- Task directions:
The full set of lines below has to be written out again exactly.

- Records provided:
....................

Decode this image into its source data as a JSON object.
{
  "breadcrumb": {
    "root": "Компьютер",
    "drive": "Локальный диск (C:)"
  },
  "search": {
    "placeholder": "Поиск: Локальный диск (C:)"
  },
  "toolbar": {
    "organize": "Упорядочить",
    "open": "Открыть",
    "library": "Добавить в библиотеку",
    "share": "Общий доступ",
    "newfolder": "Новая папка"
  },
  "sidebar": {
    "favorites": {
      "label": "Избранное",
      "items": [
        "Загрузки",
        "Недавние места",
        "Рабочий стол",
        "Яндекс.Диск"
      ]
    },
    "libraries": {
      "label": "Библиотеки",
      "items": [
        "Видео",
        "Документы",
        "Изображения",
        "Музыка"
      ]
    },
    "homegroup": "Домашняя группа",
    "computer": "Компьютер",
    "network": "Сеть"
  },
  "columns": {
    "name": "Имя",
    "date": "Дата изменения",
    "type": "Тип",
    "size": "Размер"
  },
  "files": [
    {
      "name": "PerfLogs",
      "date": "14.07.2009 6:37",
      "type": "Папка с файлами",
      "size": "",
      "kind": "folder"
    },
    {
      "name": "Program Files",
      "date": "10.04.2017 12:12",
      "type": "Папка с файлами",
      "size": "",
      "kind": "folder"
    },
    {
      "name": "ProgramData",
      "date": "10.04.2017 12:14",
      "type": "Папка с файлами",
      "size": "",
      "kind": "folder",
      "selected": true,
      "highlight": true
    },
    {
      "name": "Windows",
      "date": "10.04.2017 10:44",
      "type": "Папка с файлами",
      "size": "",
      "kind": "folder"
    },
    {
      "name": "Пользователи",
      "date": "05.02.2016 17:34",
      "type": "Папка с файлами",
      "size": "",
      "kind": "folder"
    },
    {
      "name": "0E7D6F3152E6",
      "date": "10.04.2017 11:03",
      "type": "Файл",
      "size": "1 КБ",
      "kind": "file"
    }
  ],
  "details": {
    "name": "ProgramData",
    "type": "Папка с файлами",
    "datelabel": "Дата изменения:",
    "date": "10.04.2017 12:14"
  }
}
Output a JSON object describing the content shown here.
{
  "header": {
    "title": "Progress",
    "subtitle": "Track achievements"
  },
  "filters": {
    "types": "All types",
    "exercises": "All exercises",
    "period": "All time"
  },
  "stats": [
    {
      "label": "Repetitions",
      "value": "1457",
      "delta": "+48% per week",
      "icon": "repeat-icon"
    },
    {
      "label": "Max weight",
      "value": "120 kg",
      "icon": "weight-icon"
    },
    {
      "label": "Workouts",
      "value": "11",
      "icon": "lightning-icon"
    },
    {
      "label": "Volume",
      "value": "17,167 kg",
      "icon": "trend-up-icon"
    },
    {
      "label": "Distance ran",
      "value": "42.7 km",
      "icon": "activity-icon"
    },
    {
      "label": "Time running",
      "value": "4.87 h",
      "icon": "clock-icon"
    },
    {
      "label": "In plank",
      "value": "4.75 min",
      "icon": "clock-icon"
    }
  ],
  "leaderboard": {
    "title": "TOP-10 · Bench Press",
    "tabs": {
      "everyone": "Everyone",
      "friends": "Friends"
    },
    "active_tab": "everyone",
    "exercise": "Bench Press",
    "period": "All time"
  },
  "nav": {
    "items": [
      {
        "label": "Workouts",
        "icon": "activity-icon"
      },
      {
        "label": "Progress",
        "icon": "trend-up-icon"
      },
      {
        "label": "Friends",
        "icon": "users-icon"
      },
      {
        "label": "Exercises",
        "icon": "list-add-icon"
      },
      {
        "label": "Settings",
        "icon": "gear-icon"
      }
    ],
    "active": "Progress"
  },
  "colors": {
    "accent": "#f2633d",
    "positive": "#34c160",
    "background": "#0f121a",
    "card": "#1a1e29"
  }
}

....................

- Written answer:
Decode this image into its source data as a JSON object.
{
  "breadcrumb": {
    "root": "Компьютер",
    "drive": "Локальный диск (C:)"
  },
  "search": {
    "placeholder": "Поиск: Локальный диск (C:)"
  },
  "toolbar": {
    "organize": "Упорядочить",
    "open": "Открыть",
    "library": "Добавить в библиотеку",
    "share": "Общий доступ",
    "newfolder": "Новая папка"
  },
  "sidebar": {
    "favorites": {
      "label": "Избранное",
      "items": [
        "Загрузки",
        "Недавние места",
        "Рабочий стол",
        "Яндекс.Диск"
      ]
    },
    "libraries": {
      "label": "Библиотеки",
      "items": [
        "Видео",
        "Документы",
        "Изображения",
        "Музыка"
      ]
    },
    "homegroup": "Домашняя группа",
    "computer": "Компьютер",
    "network": "Сеть"
  },
  "columns": {
    "name": "Имя",
    "date": "Дата изменения",
    "type": "Тип",
    "size": "Размер"
  },
  "files": [
    {
      "name": "PerfLogs",
      "date": "14.07.2009 6:37",
      "type": "Папка с файлами",
      "size": "",
      "kind": "folder"
    },
    {
      "name": "Program Files",
      "date": "10.04.2017 12:12",
      "type": "Папка с файлами",
      "size": "",
      "kind": "folder"
    },
    {
      "name": "ProgramData",
      "date": "10.04.2017 12:14",
      "type": "Папка с файлами",
      "size": "",
      "kind": "folder",
      "selected": true,
      "highlight": true
    },
    {
      "name": "Windows",
      "date": "10.04.2017 10:44",
      "type": "Папка с файлами",
      "size": "",
      "kind": "folder"
    },
    {
      "name": "Пользователи",
      "date": "05.02.2016 17:34",
      "type": "Папка с файлами",
      "size": "",
      "kind": "folder"
    },
    {
      "name": "0E7D6F3152E6",
      "date": "10.04.2017 11:03",
      "type": "Файл",
      "size": "1 КБ",
      "kind": "file"
    }
  ],
  "details": {
    "name": "ProgramData",
    "type": "Папка с файлами",
    "datelabel": "Дата изменения:",
    "date": "10.04.2017 12:14"
  }
}
Output a JSON object describing the content shown here.
{
  "header": {
    "title": "Progress",
    "subtitle": "Track achievements"
  },
  "filters": {
    "types": "All types",
    "exercises": "All exercises",
    "period": "All time"
  },
  "stats": [
    {
      "label": "Repetitions",
      "value": "1457",
      "delta": "+48% per week",
      "icon": "repeat-icon"
    },
    {
      "label": "Max weight",
      "value": "120 kg",
      "icon": "weight-icon"
    },
    {
      "label": "Workouts",
      "value": "11",
      "icon": "lightning-icon"
    },
    {
      "label": "Volume",
      "value": "17,167 kg",
      "icon": "trend-up-icon"
    },
    {
      "label": "Distance ran",
      "value": "42.7 km",
      "icon": "activity-icon"
    },
    {
      "label": "Time running",
      "value": "4.87 h",
      "icon": "clock-icon"
    },
    {
      "label": "In plank",
      "value": "4.75 min",
      "icon": "clock-icon"
    }
  ],
  "leaderboard": {
    "title": "TOP-10 · Bench Press",
    "tabs": {
      "everyone": "Everyone",
      "friends": "Friends"
    },
    "active_tab": "everyone",
    "exercise": "Bench Press",
    "period": "All time"
  },
  "nav": {
    "items": [
      {
        "label": "Workouts",
        "icon": "activity-icon"
      },
      {
        "label": "Progress",
        "icon": "trend-up-icon"
      },
      {
        "label": "Friends",
        "icon": "users-icon"
      },
      {
        "label": "Exercises",
        "icon": "list-add-icon"
      },
      {
        "label": "Settings",
        "icon": "gear-icon"
      }
    ],
    "active": "Progress"
  },
  "colors": {
    "accent": "#f2633d",
    "positive": "#34c160",
    "background": "#0f121a",
    "card": "#1a1e29"
  }
}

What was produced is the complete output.